North Korea opened an annual international trade fair Monday involving over 250 companies, amid toughened U.N. sanctions and growing calls in the United States to tighten the screws on its economy.
The four-day event to run through Thursday, intended by North Korea to increase its trade with the outside world, has attracted about 80 foreign entities from 14 countries, including China, Indonesia and Vietnam, as well as Taiwan, to set up booths.
"The fair will create opportunities for the development of friendship and external economic relations," O Ryong Chol, a vice minister of external economic relations, said at the opening ceremony at an exhibition hall in Pyongyang.
He also stressed that North Korea, united around leader Kim Jong Un, is accelerating its production and innovation power, regardless of intensifying economic sanctions driven by the United States and other "hostile forces."
The number of participating companies is more or less the same as last year.
The 13th Pyongyang Autumn International Trade Fair, featuring items ranging from electric appliances and machinery to food and health products, comes as many countries try to clamp down on trade and reinforce the implementation of U.N. sanctions to compel North Korea to alter its behavior.
The United Nations imposed fresh sanctions on North Korea in August and September in response to its continued nuclear and missile tests.
The sanctions now ban 90 percent of North Korea's publicly-reported exports and limit the amount of energy sources it can import.
In addition, independent measures from the United States and its allies, including Japan and South Korea, prevent firms and individuals from financing and facilitating trade with North Korea.
Taiwan recently completely banned trade with the country.
Jones Wang, whose Taipei-based medical firm has been taking part in the fair since 2007, however, said he was not aware of the self-ruled island government's order.
"They love Taiwan medicine," Wang said, adding that his company's products are increasingly becoming popular as they are "high-quality" and said he was not concerned about the current political situation.
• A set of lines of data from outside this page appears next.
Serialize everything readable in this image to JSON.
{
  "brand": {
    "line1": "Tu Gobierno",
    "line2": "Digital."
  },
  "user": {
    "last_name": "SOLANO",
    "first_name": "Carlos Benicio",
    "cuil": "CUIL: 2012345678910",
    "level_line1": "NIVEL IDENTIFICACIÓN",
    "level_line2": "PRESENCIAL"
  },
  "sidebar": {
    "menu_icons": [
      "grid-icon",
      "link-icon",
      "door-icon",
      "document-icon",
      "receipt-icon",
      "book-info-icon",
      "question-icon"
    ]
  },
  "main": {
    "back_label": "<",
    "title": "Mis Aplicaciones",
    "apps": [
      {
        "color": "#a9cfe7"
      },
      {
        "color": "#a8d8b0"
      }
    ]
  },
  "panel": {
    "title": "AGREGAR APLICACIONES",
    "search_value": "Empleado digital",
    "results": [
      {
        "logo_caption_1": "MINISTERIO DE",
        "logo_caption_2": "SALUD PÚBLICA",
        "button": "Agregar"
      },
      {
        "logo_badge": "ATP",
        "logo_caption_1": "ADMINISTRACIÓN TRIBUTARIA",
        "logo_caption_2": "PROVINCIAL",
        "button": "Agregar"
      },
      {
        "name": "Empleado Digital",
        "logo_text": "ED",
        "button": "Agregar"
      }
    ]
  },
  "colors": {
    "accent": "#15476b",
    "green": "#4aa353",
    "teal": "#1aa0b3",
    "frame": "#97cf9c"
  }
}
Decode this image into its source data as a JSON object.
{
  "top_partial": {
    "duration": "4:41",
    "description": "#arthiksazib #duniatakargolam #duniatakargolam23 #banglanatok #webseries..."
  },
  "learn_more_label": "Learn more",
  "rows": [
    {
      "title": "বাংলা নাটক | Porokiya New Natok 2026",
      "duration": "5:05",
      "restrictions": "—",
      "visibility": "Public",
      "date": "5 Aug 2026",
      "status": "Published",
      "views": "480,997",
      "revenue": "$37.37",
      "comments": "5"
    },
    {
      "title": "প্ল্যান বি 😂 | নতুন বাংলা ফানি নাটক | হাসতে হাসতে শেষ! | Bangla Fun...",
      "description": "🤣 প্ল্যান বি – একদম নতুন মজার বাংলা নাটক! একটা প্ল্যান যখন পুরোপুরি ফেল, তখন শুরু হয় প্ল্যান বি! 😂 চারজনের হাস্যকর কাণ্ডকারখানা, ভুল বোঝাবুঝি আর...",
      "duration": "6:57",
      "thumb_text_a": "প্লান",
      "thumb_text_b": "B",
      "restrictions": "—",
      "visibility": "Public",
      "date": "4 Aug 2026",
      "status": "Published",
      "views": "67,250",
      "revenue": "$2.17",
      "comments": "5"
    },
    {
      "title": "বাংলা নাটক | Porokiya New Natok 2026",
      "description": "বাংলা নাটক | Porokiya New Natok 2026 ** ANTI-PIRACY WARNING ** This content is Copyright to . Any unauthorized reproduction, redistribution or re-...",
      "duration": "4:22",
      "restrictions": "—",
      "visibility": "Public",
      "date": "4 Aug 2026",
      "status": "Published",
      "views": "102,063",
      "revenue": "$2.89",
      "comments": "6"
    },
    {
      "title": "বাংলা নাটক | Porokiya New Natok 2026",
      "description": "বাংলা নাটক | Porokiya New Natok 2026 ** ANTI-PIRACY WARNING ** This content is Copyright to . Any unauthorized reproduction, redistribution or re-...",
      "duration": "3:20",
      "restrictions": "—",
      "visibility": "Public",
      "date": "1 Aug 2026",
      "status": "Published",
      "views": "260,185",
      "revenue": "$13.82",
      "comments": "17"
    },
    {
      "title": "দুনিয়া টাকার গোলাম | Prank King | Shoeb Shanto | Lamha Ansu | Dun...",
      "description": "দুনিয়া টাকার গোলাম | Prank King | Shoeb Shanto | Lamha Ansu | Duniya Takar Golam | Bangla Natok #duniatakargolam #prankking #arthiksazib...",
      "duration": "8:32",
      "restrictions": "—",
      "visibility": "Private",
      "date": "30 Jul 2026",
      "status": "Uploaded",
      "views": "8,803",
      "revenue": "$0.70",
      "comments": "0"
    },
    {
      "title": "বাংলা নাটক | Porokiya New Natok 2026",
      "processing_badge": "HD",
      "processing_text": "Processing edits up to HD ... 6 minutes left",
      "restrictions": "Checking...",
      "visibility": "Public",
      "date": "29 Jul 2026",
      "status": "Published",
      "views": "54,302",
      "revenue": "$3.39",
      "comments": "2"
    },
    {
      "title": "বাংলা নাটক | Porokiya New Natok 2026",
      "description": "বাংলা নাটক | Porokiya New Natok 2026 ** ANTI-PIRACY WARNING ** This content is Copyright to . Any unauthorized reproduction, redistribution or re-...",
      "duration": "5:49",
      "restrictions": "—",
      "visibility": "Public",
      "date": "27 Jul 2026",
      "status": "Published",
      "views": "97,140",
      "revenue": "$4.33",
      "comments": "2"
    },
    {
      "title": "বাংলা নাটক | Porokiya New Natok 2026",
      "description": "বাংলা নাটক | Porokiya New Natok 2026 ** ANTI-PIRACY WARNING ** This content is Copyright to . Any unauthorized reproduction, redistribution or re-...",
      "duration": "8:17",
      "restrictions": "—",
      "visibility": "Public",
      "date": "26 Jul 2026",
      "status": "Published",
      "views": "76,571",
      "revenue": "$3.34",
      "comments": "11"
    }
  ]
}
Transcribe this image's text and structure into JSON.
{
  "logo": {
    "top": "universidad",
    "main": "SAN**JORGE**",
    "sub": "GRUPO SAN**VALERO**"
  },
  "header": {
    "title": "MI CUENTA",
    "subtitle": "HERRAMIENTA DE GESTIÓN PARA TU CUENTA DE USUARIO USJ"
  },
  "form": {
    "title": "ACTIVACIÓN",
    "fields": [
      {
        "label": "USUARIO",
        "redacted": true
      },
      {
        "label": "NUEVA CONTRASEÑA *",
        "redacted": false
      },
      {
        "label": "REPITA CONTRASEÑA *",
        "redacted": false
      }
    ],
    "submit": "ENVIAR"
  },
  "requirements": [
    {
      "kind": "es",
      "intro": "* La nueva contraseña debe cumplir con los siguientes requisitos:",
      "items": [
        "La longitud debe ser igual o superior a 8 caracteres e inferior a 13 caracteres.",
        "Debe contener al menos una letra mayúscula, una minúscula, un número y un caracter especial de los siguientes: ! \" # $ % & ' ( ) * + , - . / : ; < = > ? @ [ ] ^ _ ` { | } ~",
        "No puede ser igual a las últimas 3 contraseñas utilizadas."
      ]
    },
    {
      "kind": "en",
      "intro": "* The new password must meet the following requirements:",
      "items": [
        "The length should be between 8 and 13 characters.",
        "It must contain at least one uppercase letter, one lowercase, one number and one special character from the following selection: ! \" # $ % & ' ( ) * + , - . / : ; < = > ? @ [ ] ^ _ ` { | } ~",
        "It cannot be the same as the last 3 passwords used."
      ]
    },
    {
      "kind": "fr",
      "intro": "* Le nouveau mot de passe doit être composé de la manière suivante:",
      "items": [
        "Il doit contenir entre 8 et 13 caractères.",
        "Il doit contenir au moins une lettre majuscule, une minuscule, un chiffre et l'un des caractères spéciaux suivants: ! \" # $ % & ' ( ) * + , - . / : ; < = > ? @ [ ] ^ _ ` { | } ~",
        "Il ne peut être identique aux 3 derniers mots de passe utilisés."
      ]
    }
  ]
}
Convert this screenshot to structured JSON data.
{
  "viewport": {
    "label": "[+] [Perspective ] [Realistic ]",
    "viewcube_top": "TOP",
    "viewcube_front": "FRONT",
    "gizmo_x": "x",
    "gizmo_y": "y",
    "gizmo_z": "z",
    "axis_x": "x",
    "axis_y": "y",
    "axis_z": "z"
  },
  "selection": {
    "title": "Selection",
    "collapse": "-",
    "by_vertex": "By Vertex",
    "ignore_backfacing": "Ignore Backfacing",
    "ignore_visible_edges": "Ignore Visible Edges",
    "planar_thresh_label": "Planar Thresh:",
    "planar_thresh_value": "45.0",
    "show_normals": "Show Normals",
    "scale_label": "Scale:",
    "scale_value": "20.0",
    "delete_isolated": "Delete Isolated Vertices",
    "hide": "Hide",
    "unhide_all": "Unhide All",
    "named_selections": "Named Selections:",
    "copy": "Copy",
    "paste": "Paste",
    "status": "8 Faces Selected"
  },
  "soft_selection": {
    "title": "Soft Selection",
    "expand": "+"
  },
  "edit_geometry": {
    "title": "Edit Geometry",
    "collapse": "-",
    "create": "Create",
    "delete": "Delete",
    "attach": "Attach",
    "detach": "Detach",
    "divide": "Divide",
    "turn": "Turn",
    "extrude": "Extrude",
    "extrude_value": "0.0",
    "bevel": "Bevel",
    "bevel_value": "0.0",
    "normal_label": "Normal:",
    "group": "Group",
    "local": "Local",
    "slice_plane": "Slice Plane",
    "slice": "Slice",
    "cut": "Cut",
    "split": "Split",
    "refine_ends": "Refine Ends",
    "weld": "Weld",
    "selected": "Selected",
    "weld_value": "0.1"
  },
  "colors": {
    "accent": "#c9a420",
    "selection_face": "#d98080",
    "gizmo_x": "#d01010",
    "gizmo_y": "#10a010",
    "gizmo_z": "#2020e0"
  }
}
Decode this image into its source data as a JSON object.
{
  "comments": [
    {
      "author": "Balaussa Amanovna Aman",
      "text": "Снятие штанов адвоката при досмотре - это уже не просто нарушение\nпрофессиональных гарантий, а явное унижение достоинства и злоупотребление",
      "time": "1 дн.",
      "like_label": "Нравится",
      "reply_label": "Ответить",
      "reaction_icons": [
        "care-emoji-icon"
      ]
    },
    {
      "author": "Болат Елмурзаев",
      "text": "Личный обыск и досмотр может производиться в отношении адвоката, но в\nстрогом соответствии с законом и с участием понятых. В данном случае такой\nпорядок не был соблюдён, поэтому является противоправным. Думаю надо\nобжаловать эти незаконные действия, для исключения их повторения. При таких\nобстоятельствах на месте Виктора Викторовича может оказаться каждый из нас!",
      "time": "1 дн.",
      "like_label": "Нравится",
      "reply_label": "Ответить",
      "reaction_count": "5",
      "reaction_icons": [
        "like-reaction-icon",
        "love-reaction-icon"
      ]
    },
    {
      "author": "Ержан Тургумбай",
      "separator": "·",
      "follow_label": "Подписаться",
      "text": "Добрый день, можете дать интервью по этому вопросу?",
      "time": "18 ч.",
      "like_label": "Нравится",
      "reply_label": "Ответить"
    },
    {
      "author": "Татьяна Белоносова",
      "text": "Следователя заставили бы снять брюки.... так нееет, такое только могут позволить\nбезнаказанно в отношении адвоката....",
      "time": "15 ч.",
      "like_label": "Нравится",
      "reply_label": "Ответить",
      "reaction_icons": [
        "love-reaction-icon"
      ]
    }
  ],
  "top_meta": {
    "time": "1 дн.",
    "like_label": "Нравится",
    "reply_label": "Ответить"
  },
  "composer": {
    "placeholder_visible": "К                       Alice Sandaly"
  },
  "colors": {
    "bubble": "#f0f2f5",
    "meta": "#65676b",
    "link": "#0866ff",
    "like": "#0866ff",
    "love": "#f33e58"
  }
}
China has also ordered its major banks to freeze accounts of North Korean firms and individuals in its northeastern province of Liaoning, through which about 70 percent of trade between the two countries runs, according to people with knowledge of the situation, although Beijing does not officially confirm this.
Among foreign booths, those of companies from China, North Korea's economic lifeline, were the largest in number.
Wei Li, an executive of China's leading heavy machinery maker Xuzhou Construction Machinery Group Co., said the North Korean market is still very small, but it has decided to participate in the exhibition to assess future business opportunities.
"It is not easy yet," Li said. "They want to buy all of these things but the problem is always money."
He said transferring money from North Korea to China is becoming harder, but the future could be a "lot brighter" for the company's business, given that numerous construction projects have been under way in Pyongyang in recent years.